The Federal Circuit Limits the Scope of Covered Business Method Proceedings

Bruce D. Sunstein

By Bruce Sunstein. A member of our Patent Practice Group

June 2017 IP Update

The America Invents Act (AIA), signed into law in 2011, gave birth to a variety of post-grant proceedings by which patents can be attacked after issuance in the Patent and Trademark Office (PTO).  For example, the AIA permits a challenger to request an inter partes review (IPR), in which the only question is whether previously ignored prior art should invalidate the issued patent.   In the case of financial services patents, a challenger can request a covered business method (CBM) review, in which the challenger can raise any argument that would have been a basis for denying the patent in the first place.

These proceedings load the dice against the patent owner. As of the end of March 2017, a total of 6700 petitions had been filed for these types of proceedings, of which 6139 (92%) were IPRs and 510 (7%) were for CBMs. About 65% of the IPRs that resulted in final written decisions invalidated all claims of the patent.  For CBM review, this figure exceeds 80%.

Secure Axcess, LLC v. PNC Bank National Association, decided February 21, 2017, was a CBM review in which the Patent Trial and Appeal Board (PTAB) invalidated all the claims for obviousness. Although the Federal Circuit affirms PTAB decisions in post-grant proceedings 77% of the time, in this case the Federal Circuit reversed, vacating the invalidation, and therefore revived the Secure Axcess patent, ending the case then and there without a remand.

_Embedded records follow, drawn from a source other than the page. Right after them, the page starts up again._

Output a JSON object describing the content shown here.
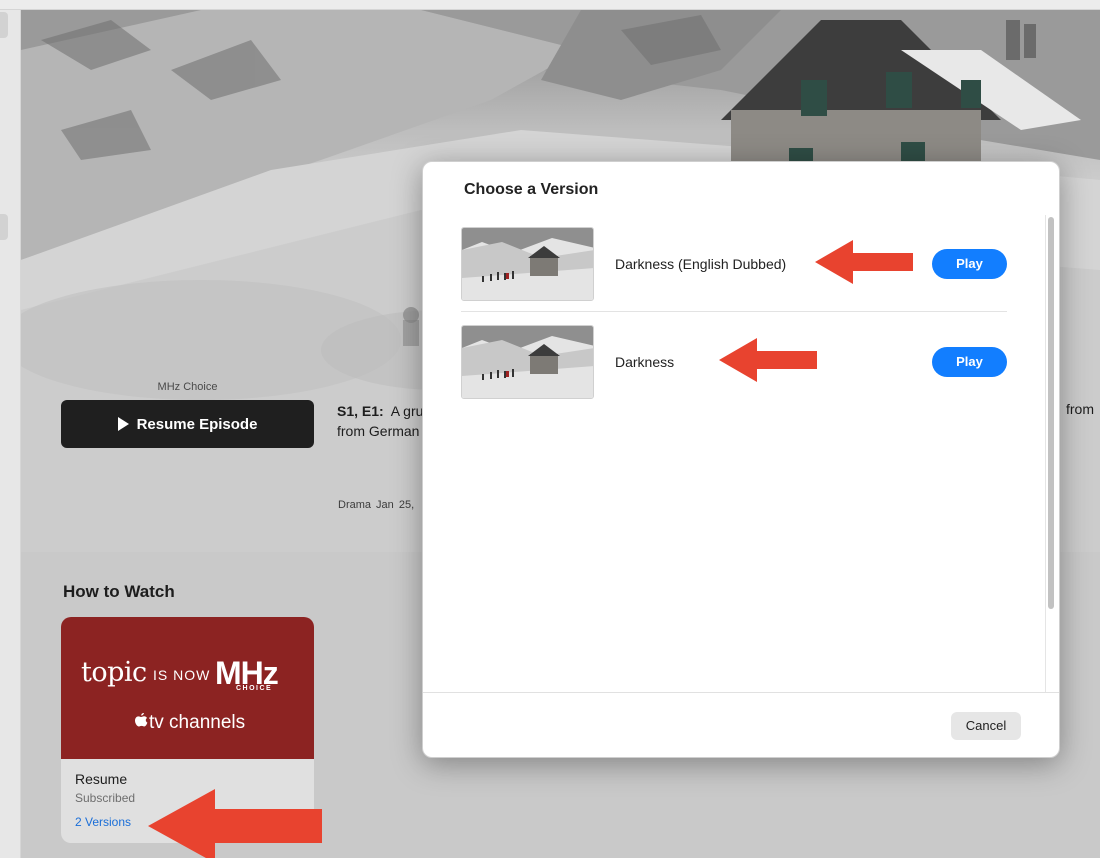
{
  "hero": {
    "provider": "MHz Choice",
    "resume_label": "Resume Episode",
    "episode_label": "S1, E1:",
    "episode_text": "A gru",
    "episode_right": "from",
    "episode_line2": "from German",
    "meta": "Drama   Jan 25,"
  },
  "how_to_watch": {
    "title": "How to Watch",
    "card": {
      "logo_topic": "topic",
      "logo_isnow": "IS NOW",
      "logo_mhz": "MHz",
      "logo_choice": "CHOICE",
      "logo_channels": "tv channels",
      "status": "Resume",
      "subscription": "Subscribed",
      "versions_link": "2 Versions"
    }
  },
  "dialog": {
    "title": "Choose a Version",
    "versions": [
      {
        "name": "Darkness (English Dubbed)",
        "play_label": "Play"
      },
      {
        "name": "Darkness",
        "play_label": "Play"
      }
    ],
    "cancel_label": "Cancel"
  },
  "colors": {
    "accent_blue": "#127eff",
    "link_blue": "#1a6ed8",
    "arrow_red": "#e8432f",
    "channel_red": "#8c2322"
  }
}
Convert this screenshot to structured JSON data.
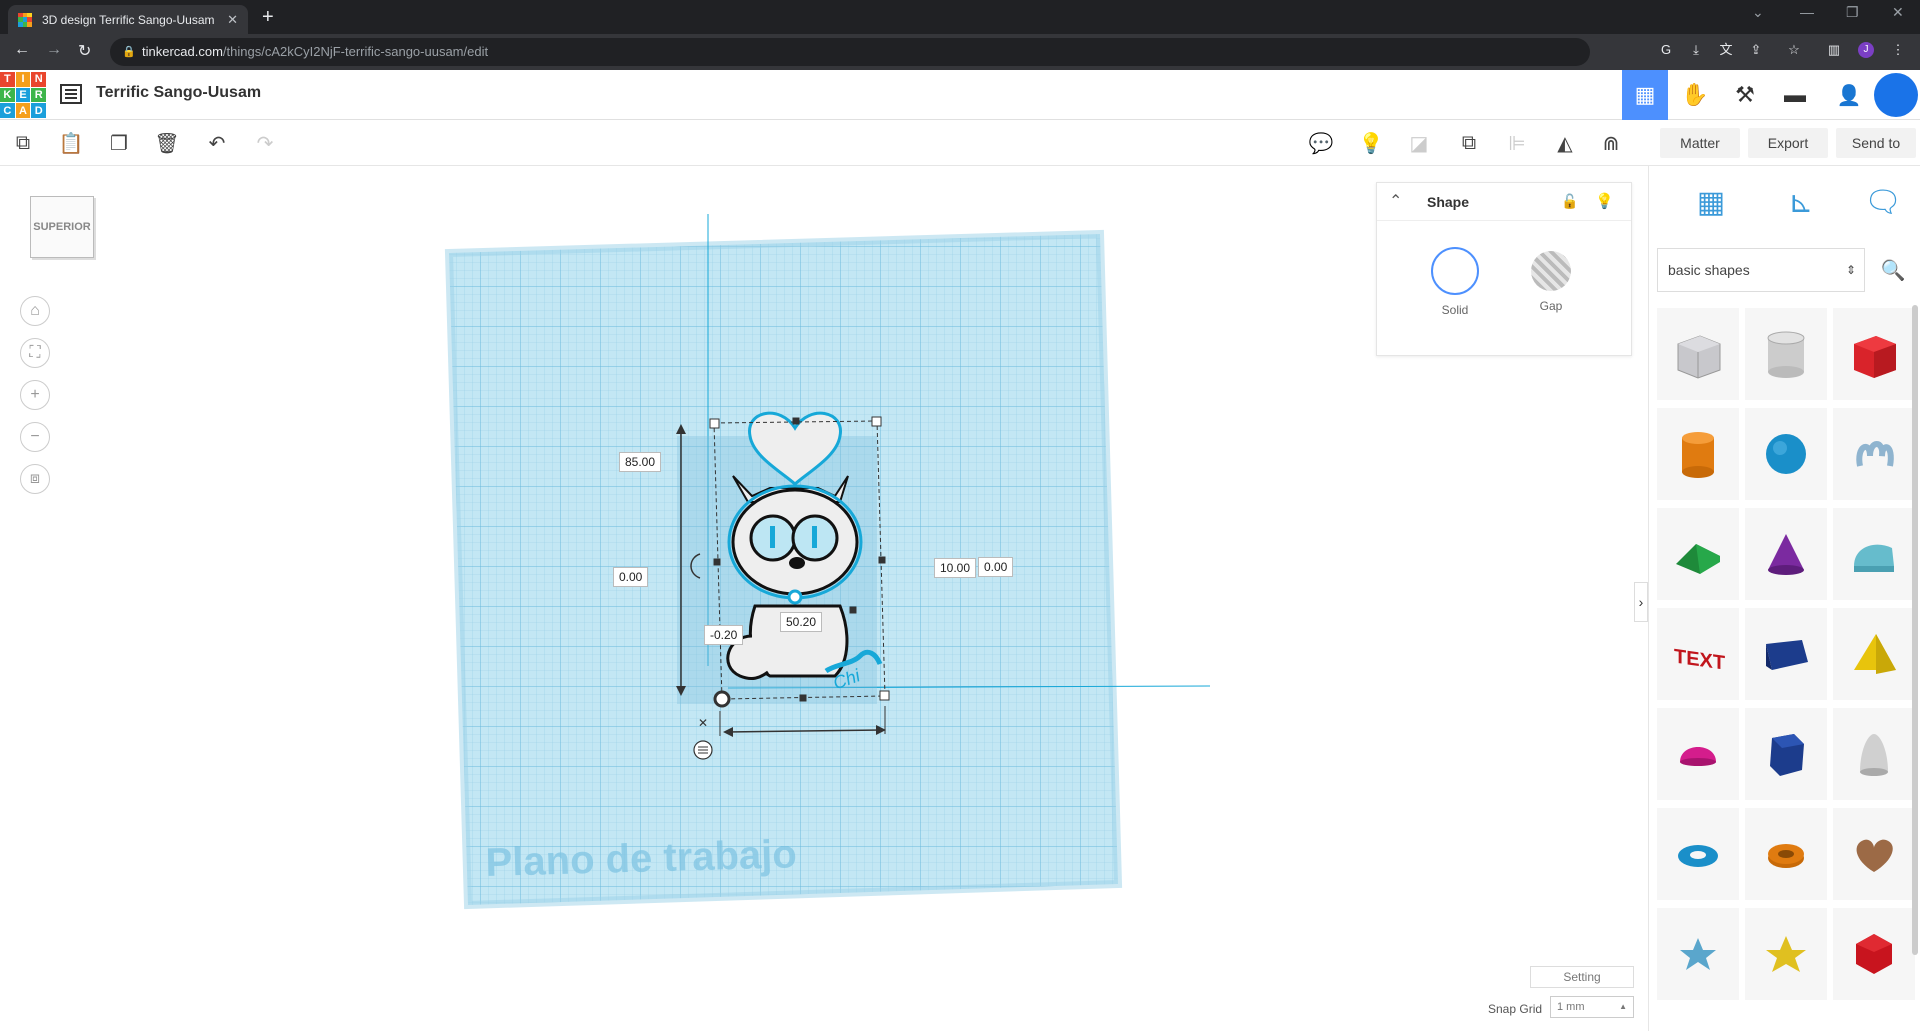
{
  "browser": {
    "tab_title": "3D design Terrific Sango-Uusam",
    "url_host": "tinkercad.com",
    "url_path": "/things/cA2kCyI2NjF-terrific-sango-uusam/edit"
  },
  "app": {
    "logo_letters": [
      "T",
      "I",
      "N",
      "K",
      "E",
      "R",
      "C",
      "A",
      "D"
    ],
    "design_title": "Terrific Sango-Uusam"
  },
  "actions": {
    "matter": "Matter",
    "export": "Export",
    "send_to": "Send to"
  },
  "viewcube": {
    "label": "SUPERIOR"
  },
  "workplane": {
    "label": "Plano de trabajo"
  },
  "dimensions": {
    "height": "85.00",
    "width": "50.20",
    "depth": "10.00",
    "elev_left": "0.00",
    "elev_right": "0.00",
    "offset": "-0.20"
  },
  "shape_panel": {
    "title": "Shape",
    "solid": "Solid",
    "gap": "Gap"
  },
  "library": {
    "category": "basic shapes",
    "shapes": [
      "box-striped",
      "cylinder-striped",
      "box",
      "cylinder",
      "sphere",
      "scribble",
      "roof",
      "cone",
      "round-roof",
      "text",
      "wedge",
      "pyramid",
      "half-sphere",
      "polygon",
      "paraboloid",
      "torus",
      "tube",
      "heart",
      "star",
      "star-gold",
      "icosahedron"
    ]
  },
  "footer": {
    "setting": "Setting",
    "snap_label": "Snap Grid",
    "snap_value": "1 mm"
  },
  "colors": {
    "accent": "#4d90fe",
    "workplane": "#a6dcef",
    "selection": "#17a8d8"
  }
}
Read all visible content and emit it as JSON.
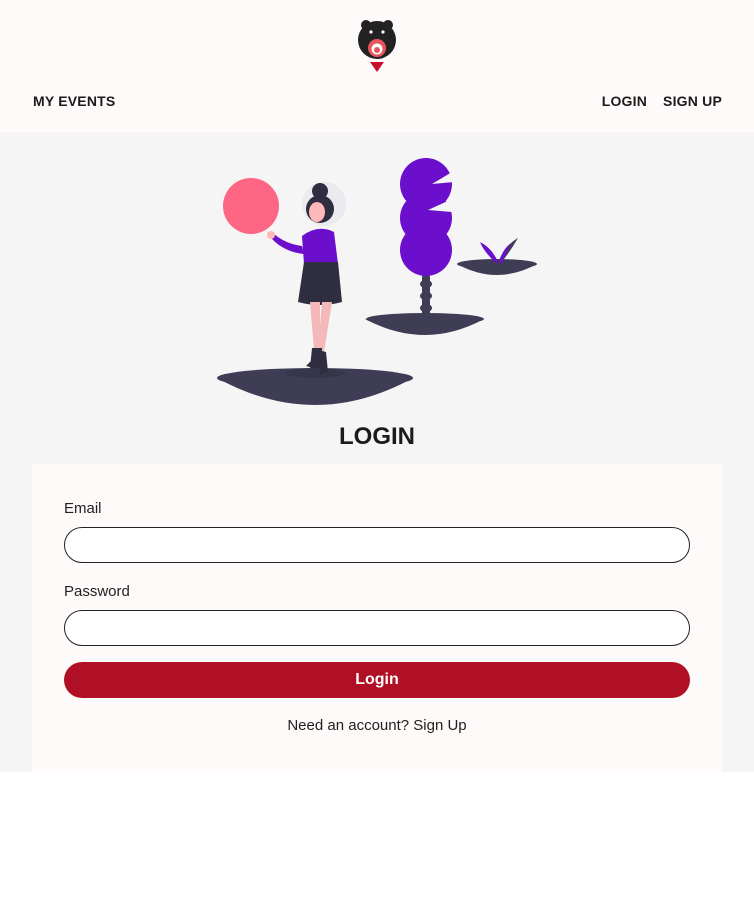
{
  "header": {
    "nav_left": "MY EVENTS",
    "nav_login": "LOGIN",
    "nav_signup": "SIGN UP"
  },
  "login": {
    "title": "LOGIN",
    "email_label": "Email",
    "email_value": "",
    "password_label": "Password",
    "password_value": "",
    "button_label": "Login",
    "prompt_text": "Need an account?",
    "prompt_link": "Sign Up"
  },
  "icons": {
    "logo": "bear-logo-icon",
    "hero": "person-holding-balloon-illustration"
  },
  "colors": {
    "header_bg": "#fffafa",
    "page_bg": "#f5f5f6",
    "button_bg": "#b01025",
    "accent_purple": "#6c0fcc",
    "accent_pink": "#ff6684"
  }
}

The Secure Axcess patent concerned computer security with a focus on authenticating a web page. The patent’s description referenced a bank, and for that reason, among others, the PTAB concluded that the patent should be subject to CBM review because it concerned “the practice, administration, or management of a financial product or service” called out by the statute. The PTAB noted that all of the defendants sued by Secure Axcess in litigation involving this patent were banks and that “‘customer interfaces’ and ‘Web site management and functionality,’” which were covered by the patent, were “ancillary activities. . . of a financial product or service.”

The Federal Circuit disagreed, saying that just because banks are involved does not mean that the patent is a CBM patent and that the PTAB read the statute too broadly. The Federal Circuit said that “the statutory definition of a CBM patent requires that the patent have a claim that contains, however phrased, a financial activity element.” Because that element was missing from the claims, the Federal Circuit reversed, finding that the PTAB had no business launching the CBM proceeding in the first place for this patent.

The decision was not unanimous. Judge Plager wrote the opinion for himself and Judge Taranto. Judge Lourie dissented on the theory that the description in the patent referenced banks, and he used a column of his opinion to list the large number of defendants, all banking institutions, in the litigation instituted by Secure Axcess. Nonetheless, the Secure Axcess patent lives to see another day, and the range of patents that can be attacked in the covered business method proceeding has been limited by the Federal Circuit.